Tree stump's wardrobe garners attention
This participant, an unassuming little wood figure, gracefully makes its home in the front yard of 89 Watson Ave., presiding over the current season's neighborhood ornaments.
The figure emerged last October, when Jim Pimentel decided to cut down the large tree in his front yard. The tree was tall, and starting to get tangled in the telephone wires overhead. Ursula Pimentel agreed with him, confiding that the tree was, "shading my flowers."
Jim decided that he wanted to be original with his tree stump, and perhaps make it into a type of sculpture. So instead of cutting the tree down to normal stump size, he gave it a stature of about three feet. He then used a saw to shape its wooden features, and even fashioned movable stick arms for the form, using large screws to attach them securely.
Jim's sister, Karen Ronez, helped take the idea one step further by decorating the little statue. The first outfit that the figure sported was that of a gardener, complete with hat and rake. Later in October, the rough statue was transformed into a ghost to match the Halloween décor. It was the first of many transformations that the statue would undergo.
The small remnant of a tree has masqueraded as leprechaun, with mug intact, for Saint Patrick's Day, as well as a large pink bunny for Easter- fluffy ears and all. The stump has also donned appropriate outfits for Cinco de Mayo, and most recently for the Fourth of July.

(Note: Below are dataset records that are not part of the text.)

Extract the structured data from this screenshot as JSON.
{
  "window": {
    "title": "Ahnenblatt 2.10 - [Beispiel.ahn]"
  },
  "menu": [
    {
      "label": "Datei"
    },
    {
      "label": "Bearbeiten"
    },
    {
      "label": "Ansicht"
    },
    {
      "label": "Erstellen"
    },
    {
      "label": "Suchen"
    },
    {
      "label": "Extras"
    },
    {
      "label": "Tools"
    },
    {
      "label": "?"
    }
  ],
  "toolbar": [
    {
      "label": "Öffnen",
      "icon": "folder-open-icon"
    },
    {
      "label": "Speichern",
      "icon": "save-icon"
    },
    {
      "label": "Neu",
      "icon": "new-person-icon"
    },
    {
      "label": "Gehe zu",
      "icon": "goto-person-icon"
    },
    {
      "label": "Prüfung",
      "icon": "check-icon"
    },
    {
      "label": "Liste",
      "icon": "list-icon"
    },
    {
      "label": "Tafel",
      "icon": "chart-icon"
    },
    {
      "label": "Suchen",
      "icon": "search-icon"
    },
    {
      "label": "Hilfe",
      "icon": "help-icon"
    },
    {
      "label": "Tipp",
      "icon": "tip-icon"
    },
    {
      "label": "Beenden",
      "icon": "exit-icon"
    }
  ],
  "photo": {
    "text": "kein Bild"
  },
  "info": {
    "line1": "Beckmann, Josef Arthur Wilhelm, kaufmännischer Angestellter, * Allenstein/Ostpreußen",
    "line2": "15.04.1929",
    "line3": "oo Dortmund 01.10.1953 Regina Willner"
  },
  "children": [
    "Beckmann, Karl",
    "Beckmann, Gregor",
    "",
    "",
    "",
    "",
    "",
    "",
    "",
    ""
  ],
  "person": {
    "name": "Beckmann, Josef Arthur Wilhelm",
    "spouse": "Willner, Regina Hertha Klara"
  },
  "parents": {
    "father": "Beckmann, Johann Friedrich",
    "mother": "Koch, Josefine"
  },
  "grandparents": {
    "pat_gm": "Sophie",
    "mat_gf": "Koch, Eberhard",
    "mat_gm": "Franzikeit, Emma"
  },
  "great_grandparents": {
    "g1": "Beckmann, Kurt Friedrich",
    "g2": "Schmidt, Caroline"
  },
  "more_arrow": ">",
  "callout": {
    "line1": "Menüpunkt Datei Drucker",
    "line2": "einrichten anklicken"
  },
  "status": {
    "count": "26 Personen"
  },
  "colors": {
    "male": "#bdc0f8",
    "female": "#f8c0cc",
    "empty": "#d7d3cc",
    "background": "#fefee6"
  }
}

Ronez said that they all loved to decorate, and usually the outside of the house was bedecked to match the tree figure. As she put it, the tree stump was, "An easy way to decorate- but different. It's fun!"
The timber statue has a fan club, as well. Kathy Brownell is one regular admirer, coming by each time the tree's apparel is traded out to photograph the change. "I just think they're so creative with their ideas," she said. Brownell mentioned that her favorite identity for the figure was probably the Cinco de Mayo outfit.
"People will drive by, slow down, and then toot their horns," Ronez said. "Or kids will ride by on their bikes and say, 'Hey, nice tree!'"
With the Fourth of July past, the keepers of the little tree stump are thinking about what to do next. "We're thinking maybe a beach theme," Ronez said. "You know, maybe some sunglasses, a beach wrap, or a hat."
The little wooden figure has dug its roots into the neighborhood, and plans to stick around for awhile. The household on Watson Avenue say that they hope to make the little tree's wardrobe changes a long-term tradition.